Writing in the New York Times, Gretchen Reynolds claims that proper warm-up exercises have been shown to reduce ACL tears by 50 percent. What exercises? Well, for starters, there are the exercises in the video below.
Question one: what is the most common orthopedic surgery in the United States? If you answered “meniscus repair,” you are correct. Question two: does it work? If you answered “no better than no surgery at all” you are also correct. The New York Times reports on a Finnish study published in the New England Journal of Medicine that found that the popular surgery, done about 700,000 times a year, worked no better than a fake operation. The Times reports that the study, which involved 146 patients ages 35 to 65 with wear-induced tears and knee pain, does not show that surgery never helps; it suggests that it is useful for younger patients and for tears from acute sports injuries, but less effective for the 80 percent of tears that develop from wear and aging.

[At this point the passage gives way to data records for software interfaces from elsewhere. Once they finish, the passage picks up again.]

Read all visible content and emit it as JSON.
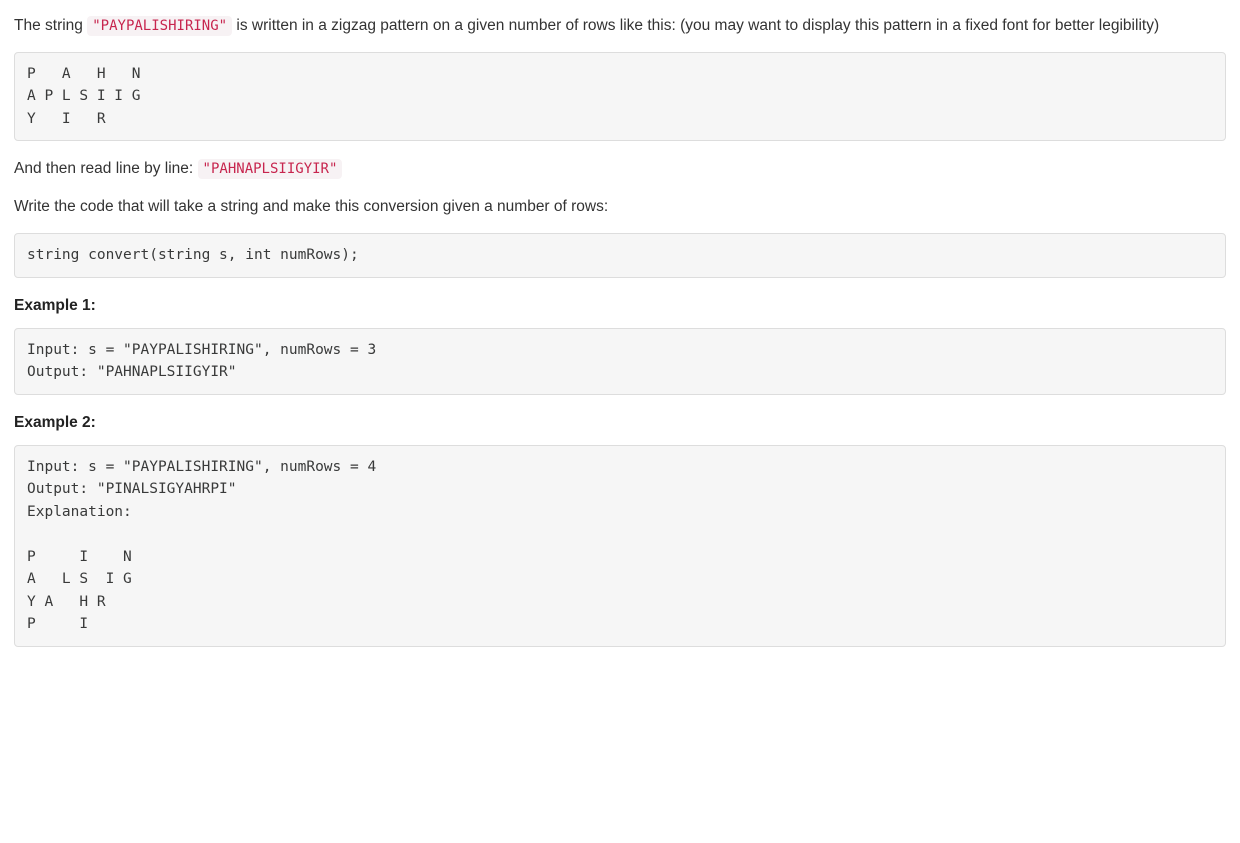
{
  "intro": {
    "before_code": "The string ",
    "code": "\"PAYPALISHIRING\"",
    "after_code": " is written in a zigzag pattern on a given number of rows like this: (you may want to display this pattern in a fixed font for better legibility)"
  },
  "zigzag_block": "P   A   H   N\nA P L S I I G\nY   I   R",
  "read_line": {
    "before_code": "And then read line by line: ",
    "code": "\"PAHNAPLSIIGYIR\""
  },
  "instruction": "Write the code that will take a string and make this conversion given a number of rows:",
  "signature_block": "string convert(string s, int numRows);",
  "example1": {
    "title": "Example 1:",
    "block": "Input: s = \"PAYPALISHIRING\", numRows = 3\nOutput: \"PAHNAPLSIIGYIR\""
  },
  "example2": {
    "title": "Example 2:",
    "block": "Input: s = \"PAYPALISHIRING\", numRows = 4\nOutput: \"PINALSIGYAHRPI\"\nExplanation:\n\nP     I    N\nA   L S  I G\nY A   H R\nP     I"
  }
}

The Times reports that the volunteer patients in the Finnish study all received anesthesia and incisions, but some received actual surgery, others simulated procedures. One year later, most patients in both groups said their knees felt better, and the vast majority said they would choose the same method again, even if it was fake. Read more in the New York Times.
Chillax. Your knees will be fine. That’s the message from University of North Carolina researchers to people who exercise up to two and a half hours a week. A university news release reports that the researchers, who analyzed data from more than 1,500 people age 45 and older, found that those who did moderate exercise–up to two and a half hours a week– did not increase their risk of developing knee osteoarthritis over a 6-year period. The study also found that people who did the most exercise- up to 5 hours a week – did have a slightly higher risk of knee osteoarthritis, but the difference was not statistically significant. Read more from the University of North Carolina.
Researchers aren’t blaming the surgeons, but they are saying that athletes who have anterior cruciate ligament (ACL) reconstruction surgery are six times more likely to suffer another ACL injury within two years than someone who has never had such an injury. HealthDay reports that researchers at Cincinnati Children’s Hospital ran the numbers in a study of 59 females and 19 males, aged 10 to 25, who underwent ACL reconstruction and returned to sports, and in a control group of 47 people who had never suffered an ACL injury. After two years, the researchers found that 23 of those in the reconstruction group and four of the people in the control group had suffered an ACL injury. Overall, 29.5 percent of athletes suffered a second ACL injury within two years of returning to sports, with 9 percent re-injuring the same knee and 20.5 percent suffering an injury to the opposite knee. Within the ACL reconstruction group, females were twice as likely as males to suffer an injury to the opposite knee. Read more from HealthDay.
OK, in this piece in the New York Times, Gretchen Reynolds doesn’t actually tell us how to strengthen knees, but she does tell us how to strengthen the muscles around knees, which is the best we can hope for. Squats are a no-brainer, easy to do and great for knees, and Reynolds also recommends straight leg lifts. The big value in this piece, however, is the accompanying video, which demonstrates four exercises that can stabilize less than stable knees.